WHAT YOU ARE ASKED TO DO >> From the entries below, extract every line that includes the word "Daily".

Dataset excerpts >>
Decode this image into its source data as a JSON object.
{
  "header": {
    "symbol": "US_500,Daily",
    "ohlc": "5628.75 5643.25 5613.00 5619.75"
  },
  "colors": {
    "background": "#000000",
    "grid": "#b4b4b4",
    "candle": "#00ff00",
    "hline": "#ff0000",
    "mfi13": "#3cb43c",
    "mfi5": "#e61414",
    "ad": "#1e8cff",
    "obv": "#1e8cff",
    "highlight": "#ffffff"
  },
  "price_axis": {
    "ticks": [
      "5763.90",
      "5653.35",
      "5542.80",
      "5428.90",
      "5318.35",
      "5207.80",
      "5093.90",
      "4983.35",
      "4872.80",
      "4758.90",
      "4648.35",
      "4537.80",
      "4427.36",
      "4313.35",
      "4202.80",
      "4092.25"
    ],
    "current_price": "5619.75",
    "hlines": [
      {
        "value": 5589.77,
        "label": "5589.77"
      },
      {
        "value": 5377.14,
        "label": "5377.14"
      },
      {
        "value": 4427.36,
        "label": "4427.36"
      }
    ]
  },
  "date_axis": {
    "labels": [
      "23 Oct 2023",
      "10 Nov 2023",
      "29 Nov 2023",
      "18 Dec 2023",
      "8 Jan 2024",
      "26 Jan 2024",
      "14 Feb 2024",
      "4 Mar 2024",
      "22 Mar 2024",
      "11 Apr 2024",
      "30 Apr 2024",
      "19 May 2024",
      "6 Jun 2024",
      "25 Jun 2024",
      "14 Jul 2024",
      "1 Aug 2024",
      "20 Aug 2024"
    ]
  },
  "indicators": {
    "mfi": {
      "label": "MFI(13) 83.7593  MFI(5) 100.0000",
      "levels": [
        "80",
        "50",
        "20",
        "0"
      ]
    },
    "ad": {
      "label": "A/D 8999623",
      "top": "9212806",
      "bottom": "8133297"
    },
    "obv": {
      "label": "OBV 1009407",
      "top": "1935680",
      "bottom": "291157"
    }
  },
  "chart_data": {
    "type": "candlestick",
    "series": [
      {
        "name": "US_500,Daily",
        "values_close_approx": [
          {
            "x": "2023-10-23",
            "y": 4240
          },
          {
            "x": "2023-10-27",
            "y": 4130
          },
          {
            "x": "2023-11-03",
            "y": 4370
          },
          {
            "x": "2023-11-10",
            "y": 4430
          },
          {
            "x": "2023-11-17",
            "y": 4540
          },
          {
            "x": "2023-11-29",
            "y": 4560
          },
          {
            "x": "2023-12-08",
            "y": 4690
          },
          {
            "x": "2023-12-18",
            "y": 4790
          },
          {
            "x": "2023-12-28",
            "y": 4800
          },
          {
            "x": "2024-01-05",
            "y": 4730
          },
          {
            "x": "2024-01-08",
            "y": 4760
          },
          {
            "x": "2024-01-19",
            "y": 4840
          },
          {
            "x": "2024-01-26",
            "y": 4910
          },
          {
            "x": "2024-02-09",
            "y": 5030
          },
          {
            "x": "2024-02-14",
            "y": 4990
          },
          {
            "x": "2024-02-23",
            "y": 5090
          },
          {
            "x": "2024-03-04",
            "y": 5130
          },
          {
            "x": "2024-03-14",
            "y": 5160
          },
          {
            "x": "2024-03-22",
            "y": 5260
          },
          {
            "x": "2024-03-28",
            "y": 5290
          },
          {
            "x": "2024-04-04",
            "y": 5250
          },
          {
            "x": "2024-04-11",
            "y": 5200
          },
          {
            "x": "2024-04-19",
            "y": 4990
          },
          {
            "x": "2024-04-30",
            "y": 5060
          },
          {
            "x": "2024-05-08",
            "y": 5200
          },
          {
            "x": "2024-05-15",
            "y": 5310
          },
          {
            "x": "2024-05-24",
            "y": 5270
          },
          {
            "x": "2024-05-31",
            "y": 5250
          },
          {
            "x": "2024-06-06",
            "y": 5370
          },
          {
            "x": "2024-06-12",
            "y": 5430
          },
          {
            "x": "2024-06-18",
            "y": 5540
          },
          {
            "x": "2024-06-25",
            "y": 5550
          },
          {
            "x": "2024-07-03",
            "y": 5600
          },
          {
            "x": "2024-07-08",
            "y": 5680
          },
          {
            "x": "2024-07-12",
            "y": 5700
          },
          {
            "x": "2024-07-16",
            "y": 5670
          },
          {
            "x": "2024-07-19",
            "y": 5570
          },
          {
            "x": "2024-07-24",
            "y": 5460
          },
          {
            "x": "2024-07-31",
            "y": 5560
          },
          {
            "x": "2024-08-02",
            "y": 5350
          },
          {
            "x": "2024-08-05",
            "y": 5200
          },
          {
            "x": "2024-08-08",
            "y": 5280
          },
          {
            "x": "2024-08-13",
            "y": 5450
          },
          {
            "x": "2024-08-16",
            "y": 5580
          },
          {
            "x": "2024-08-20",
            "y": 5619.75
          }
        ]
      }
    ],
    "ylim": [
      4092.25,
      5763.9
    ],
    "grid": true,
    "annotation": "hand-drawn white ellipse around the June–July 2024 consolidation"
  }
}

ANSWER BOX >>
    "symbol": "US_500,Daily",
        "name": "US_500,Daily",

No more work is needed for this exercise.